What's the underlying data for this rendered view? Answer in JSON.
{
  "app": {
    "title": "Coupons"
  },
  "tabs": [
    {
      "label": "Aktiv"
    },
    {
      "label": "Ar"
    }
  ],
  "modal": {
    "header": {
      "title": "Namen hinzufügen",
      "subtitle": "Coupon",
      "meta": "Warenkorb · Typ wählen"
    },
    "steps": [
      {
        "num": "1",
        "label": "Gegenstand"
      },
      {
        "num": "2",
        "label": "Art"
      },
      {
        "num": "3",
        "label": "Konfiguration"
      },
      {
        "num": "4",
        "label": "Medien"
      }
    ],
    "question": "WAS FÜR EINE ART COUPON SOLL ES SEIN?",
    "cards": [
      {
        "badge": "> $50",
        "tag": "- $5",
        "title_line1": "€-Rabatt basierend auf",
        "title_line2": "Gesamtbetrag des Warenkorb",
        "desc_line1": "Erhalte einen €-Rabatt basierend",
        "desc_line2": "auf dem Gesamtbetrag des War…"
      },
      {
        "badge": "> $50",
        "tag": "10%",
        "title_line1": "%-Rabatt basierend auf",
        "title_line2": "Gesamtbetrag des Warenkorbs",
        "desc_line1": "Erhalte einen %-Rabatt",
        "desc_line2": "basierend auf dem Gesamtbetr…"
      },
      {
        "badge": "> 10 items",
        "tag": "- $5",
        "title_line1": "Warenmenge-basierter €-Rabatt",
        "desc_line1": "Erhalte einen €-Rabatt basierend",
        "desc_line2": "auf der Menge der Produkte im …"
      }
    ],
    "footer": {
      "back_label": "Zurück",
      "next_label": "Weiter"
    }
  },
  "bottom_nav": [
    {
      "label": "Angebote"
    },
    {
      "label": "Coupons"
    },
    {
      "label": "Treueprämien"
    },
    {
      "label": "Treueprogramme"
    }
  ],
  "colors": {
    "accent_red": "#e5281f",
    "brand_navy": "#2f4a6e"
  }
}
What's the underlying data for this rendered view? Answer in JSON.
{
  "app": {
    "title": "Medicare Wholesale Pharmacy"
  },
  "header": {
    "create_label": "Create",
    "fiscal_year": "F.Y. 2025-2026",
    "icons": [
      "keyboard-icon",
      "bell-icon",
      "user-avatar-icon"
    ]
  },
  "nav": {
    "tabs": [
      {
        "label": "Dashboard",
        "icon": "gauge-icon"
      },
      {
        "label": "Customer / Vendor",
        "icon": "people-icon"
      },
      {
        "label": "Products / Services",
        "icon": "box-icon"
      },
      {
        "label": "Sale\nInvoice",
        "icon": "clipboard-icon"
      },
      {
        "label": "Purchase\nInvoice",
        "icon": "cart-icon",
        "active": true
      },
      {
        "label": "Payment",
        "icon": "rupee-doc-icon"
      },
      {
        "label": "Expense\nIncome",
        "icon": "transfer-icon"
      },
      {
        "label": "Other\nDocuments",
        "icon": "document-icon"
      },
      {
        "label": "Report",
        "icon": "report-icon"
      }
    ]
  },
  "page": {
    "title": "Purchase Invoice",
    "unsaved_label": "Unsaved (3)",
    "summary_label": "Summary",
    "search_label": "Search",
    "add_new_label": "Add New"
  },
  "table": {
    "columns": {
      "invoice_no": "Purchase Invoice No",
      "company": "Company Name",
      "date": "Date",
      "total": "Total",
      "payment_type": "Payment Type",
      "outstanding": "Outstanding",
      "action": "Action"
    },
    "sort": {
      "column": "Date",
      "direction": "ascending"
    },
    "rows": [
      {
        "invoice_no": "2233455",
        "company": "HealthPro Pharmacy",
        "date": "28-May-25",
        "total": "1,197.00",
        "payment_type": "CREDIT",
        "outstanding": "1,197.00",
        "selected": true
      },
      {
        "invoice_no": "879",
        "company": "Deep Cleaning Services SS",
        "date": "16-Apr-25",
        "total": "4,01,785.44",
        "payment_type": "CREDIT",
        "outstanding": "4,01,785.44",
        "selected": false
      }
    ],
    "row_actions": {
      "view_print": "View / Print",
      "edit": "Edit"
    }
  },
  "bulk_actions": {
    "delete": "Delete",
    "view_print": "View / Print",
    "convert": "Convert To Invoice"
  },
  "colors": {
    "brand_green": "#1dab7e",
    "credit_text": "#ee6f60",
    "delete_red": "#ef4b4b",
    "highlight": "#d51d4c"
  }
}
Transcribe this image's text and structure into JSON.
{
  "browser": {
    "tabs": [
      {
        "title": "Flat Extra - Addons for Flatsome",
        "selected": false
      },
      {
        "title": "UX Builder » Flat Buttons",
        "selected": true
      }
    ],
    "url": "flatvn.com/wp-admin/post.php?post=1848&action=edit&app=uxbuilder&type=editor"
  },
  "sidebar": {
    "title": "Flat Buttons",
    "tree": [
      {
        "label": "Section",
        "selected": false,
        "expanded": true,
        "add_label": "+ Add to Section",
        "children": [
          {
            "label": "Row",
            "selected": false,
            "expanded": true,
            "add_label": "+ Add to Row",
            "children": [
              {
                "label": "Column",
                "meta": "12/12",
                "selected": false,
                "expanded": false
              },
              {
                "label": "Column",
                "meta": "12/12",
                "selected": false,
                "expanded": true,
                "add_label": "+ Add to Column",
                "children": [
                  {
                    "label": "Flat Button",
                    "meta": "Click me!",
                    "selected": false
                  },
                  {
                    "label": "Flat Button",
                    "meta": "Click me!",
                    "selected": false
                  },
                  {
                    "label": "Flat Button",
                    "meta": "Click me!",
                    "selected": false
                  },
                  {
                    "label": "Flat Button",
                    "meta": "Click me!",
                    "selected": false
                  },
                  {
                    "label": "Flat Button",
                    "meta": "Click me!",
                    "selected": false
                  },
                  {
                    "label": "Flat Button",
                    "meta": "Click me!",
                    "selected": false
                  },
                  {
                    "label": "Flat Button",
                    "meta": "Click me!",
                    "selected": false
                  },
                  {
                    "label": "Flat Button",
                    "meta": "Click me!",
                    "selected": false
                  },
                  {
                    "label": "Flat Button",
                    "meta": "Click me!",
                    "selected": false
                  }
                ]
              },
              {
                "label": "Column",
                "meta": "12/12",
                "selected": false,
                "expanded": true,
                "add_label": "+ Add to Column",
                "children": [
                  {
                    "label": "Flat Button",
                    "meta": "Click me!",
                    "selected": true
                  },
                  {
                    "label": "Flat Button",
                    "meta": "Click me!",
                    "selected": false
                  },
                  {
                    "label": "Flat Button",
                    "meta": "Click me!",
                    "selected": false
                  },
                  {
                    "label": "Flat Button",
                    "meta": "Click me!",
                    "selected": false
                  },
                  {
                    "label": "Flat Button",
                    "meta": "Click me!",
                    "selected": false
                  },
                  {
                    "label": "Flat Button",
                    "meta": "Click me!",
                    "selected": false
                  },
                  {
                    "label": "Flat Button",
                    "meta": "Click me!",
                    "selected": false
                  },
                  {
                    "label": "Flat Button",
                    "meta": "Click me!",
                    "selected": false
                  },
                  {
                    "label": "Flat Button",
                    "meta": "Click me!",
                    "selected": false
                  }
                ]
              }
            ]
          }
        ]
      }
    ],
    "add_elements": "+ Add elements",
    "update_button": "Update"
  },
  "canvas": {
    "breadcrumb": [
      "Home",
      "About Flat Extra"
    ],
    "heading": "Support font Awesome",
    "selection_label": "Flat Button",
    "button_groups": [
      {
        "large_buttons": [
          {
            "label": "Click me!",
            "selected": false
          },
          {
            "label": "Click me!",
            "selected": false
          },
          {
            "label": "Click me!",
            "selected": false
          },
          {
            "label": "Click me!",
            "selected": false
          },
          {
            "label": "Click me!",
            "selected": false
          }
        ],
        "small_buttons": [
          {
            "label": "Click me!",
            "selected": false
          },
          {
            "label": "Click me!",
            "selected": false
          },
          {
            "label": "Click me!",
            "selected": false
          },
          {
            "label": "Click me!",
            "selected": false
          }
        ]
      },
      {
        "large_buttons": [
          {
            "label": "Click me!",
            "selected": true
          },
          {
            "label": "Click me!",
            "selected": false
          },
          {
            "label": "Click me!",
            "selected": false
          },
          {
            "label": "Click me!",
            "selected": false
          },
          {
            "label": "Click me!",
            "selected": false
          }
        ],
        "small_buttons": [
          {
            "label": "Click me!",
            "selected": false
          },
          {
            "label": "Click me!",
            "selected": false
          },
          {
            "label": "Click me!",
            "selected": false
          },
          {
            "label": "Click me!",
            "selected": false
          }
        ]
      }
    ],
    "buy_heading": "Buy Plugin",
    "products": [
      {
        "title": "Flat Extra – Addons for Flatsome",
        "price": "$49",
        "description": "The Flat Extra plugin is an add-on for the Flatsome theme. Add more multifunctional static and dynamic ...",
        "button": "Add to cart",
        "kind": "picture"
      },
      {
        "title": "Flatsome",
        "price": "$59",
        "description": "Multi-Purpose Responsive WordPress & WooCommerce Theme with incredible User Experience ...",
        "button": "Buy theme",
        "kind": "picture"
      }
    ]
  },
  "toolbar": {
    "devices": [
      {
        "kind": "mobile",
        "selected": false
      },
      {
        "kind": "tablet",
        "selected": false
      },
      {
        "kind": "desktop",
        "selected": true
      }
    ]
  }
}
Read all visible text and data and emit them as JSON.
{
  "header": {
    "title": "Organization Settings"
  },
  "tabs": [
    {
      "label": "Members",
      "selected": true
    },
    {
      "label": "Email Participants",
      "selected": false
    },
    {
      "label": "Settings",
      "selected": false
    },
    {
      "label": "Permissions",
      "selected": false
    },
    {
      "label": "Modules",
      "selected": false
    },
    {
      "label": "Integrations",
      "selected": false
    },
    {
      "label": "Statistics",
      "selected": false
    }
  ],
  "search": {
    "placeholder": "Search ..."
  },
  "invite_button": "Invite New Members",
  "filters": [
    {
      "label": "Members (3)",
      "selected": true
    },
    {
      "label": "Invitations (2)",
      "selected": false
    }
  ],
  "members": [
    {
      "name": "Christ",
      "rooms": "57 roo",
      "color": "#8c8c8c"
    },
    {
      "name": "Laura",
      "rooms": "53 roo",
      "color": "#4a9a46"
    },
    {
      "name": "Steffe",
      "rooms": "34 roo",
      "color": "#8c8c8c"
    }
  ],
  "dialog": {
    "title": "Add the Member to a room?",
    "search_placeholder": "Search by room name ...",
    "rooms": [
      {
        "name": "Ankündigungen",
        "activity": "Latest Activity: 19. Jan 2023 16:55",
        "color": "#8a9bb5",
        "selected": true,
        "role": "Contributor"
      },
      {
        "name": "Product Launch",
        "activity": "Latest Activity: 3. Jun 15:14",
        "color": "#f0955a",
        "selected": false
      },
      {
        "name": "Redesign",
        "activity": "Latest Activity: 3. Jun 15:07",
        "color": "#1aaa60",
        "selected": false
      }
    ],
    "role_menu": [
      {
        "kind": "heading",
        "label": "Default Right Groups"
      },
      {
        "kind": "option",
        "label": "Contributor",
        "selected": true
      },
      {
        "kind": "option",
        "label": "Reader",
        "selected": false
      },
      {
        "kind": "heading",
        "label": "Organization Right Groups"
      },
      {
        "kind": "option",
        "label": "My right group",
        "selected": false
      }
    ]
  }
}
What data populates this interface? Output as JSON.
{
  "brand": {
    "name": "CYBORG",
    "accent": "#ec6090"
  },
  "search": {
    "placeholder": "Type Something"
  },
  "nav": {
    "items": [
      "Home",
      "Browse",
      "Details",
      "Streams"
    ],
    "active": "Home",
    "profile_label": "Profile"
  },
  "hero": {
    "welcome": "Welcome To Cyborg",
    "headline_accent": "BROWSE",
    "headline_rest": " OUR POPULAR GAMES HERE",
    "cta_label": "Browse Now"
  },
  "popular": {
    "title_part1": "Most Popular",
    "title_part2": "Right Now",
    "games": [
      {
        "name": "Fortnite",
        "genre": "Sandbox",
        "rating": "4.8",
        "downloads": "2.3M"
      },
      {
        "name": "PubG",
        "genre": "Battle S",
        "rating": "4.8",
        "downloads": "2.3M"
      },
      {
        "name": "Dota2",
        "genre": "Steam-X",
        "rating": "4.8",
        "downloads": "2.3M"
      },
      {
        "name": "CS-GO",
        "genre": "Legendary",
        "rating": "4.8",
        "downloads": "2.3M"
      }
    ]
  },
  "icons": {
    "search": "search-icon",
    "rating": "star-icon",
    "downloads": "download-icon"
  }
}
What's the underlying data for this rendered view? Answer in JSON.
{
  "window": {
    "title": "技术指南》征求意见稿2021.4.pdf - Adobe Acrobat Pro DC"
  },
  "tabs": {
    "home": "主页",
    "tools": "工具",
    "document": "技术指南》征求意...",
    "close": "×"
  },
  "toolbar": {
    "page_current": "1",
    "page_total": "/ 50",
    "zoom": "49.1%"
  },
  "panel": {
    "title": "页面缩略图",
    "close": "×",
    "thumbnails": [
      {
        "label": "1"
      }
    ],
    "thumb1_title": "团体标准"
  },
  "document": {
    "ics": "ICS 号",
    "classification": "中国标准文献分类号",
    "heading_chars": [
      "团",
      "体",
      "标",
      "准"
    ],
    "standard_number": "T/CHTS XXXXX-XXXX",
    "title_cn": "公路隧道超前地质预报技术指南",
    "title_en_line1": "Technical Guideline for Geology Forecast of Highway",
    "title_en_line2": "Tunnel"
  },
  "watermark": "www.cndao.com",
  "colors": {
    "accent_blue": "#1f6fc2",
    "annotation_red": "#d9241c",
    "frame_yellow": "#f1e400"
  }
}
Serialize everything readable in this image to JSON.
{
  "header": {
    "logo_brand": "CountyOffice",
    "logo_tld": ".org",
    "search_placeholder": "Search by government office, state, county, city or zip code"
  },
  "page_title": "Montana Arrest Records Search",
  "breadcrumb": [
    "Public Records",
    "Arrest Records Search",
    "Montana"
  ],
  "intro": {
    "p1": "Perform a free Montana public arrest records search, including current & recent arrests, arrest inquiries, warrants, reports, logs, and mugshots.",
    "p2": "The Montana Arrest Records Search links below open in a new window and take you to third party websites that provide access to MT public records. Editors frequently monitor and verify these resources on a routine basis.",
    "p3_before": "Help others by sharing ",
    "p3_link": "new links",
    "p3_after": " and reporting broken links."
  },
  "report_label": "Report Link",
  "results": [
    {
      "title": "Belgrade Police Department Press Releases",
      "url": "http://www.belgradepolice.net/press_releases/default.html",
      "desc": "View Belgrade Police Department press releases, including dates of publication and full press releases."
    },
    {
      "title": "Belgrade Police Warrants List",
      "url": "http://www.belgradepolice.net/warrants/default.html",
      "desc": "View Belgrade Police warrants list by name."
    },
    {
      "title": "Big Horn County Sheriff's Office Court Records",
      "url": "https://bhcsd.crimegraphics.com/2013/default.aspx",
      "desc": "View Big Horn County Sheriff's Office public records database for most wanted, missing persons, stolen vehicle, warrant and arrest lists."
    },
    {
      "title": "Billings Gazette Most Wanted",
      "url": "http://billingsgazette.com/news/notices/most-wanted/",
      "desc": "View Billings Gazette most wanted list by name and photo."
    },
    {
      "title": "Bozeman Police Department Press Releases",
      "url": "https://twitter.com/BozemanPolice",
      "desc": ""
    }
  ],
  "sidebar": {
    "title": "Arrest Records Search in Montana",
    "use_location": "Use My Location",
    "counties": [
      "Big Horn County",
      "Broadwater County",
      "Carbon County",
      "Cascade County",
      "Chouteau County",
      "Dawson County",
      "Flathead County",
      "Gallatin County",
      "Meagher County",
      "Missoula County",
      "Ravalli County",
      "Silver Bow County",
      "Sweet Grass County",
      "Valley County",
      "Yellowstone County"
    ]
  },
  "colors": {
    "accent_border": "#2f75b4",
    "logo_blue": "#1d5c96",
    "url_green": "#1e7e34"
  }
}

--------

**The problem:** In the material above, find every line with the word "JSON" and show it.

**Written answer:**
What's the underlying data for this rendered view? Answer in JSON.
What's the underlying data for this rendered view? Answer in JSON.
Transcribe this image's text and structure into JSON.
Read all visible text and data and emit them as JSON.
What data populates this interface? Output as JSON.
What's the underlying data for this rendered view? Answer in JSON.
Serialize everything readable in this image to JSON.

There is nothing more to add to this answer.